Interface dataset entries:
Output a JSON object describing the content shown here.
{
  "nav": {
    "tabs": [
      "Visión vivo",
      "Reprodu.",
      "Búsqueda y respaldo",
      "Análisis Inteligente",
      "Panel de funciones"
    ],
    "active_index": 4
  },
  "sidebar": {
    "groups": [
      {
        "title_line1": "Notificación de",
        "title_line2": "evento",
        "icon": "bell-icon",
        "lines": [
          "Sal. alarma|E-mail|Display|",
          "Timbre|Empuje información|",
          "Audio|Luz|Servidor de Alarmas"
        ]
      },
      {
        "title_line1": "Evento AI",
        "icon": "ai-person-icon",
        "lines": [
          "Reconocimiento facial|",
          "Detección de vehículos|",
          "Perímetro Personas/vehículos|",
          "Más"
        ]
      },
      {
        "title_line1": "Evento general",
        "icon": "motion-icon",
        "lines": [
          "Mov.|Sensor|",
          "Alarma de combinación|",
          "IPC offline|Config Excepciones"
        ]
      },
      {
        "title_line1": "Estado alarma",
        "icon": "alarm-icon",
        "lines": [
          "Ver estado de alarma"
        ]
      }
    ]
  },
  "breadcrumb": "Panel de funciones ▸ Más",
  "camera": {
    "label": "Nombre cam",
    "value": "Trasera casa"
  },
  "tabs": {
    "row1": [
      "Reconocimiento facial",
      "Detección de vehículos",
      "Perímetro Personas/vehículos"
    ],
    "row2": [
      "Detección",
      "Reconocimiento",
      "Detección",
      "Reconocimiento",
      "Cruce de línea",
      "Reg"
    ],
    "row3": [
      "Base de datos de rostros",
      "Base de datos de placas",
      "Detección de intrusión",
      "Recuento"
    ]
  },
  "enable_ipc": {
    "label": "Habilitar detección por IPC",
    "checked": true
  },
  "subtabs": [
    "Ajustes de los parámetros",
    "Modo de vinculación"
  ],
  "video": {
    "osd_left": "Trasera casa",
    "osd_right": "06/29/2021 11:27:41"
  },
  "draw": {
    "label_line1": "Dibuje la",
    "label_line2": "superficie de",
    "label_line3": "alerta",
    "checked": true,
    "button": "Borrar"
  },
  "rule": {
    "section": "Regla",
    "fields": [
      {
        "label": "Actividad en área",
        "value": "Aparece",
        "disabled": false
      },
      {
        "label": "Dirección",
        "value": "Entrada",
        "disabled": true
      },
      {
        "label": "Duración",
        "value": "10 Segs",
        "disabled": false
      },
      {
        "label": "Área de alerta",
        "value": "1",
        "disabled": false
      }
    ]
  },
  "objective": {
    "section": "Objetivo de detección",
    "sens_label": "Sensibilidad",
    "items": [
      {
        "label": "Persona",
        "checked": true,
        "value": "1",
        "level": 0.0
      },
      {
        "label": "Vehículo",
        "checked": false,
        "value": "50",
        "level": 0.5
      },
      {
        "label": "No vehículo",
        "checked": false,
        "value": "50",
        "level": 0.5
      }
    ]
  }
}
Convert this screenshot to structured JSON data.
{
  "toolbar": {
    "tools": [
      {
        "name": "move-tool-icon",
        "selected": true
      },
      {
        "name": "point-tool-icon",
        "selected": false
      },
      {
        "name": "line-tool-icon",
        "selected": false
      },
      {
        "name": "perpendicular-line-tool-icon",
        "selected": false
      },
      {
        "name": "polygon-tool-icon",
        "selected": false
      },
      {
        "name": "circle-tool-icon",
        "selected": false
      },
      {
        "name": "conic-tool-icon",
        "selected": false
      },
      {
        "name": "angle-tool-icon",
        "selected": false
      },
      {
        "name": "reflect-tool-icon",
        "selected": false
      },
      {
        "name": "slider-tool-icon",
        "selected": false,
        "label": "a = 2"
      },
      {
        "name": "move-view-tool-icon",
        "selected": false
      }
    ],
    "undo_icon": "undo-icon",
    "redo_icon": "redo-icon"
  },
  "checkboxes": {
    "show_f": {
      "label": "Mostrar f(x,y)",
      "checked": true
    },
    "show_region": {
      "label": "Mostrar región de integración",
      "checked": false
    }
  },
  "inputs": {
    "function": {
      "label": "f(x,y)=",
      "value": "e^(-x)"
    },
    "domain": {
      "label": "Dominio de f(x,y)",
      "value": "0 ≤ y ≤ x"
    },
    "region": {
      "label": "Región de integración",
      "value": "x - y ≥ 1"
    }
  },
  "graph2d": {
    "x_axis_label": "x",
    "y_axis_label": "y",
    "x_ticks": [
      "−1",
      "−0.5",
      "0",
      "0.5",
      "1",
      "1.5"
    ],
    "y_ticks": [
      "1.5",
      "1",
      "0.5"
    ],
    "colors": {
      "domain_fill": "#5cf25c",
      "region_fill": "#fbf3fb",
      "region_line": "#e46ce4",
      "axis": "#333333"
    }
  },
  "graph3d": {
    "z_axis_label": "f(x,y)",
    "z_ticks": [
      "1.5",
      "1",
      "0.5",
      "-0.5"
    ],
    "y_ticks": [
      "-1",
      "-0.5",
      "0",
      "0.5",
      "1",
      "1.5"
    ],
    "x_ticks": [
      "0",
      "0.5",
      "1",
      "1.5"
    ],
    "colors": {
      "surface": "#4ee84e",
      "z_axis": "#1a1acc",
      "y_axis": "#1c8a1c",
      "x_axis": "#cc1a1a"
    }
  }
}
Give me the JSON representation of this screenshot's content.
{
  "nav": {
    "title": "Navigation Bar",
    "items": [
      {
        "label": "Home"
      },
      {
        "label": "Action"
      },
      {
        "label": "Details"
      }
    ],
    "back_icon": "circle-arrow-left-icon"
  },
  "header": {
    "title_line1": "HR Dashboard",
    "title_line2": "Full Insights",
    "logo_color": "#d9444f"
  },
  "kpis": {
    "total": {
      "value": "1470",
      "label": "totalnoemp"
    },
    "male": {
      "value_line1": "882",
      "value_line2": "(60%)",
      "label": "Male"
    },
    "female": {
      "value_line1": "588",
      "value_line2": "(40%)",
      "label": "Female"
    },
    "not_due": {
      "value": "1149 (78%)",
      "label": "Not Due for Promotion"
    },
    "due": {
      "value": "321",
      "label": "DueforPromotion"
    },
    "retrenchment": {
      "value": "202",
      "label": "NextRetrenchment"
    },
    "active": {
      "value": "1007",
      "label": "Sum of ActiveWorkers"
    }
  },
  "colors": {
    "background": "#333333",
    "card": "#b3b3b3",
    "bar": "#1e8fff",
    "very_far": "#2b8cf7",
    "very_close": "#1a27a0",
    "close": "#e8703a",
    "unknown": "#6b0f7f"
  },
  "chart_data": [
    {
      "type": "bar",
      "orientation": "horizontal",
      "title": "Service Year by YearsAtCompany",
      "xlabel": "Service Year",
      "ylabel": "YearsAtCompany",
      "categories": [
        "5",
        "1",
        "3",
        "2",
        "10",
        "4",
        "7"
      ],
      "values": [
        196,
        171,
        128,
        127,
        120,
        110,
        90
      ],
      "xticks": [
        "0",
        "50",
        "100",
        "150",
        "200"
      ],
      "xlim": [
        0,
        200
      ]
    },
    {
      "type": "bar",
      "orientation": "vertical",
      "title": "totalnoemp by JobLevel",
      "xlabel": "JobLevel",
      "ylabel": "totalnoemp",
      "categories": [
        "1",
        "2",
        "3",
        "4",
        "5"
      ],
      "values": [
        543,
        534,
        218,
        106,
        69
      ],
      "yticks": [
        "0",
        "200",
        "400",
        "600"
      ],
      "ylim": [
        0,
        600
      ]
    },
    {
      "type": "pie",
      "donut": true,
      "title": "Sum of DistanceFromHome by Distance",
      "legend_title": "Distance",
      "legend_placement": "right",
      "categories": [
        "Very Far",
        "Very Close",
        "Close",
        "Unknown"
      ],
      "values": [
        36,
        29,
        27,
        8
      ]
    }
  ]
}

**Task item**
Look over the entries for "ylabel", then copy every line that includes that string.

**Finished task**
      "ylabel": "YearsAtCompany",
      "ylabel": "totalnoemp",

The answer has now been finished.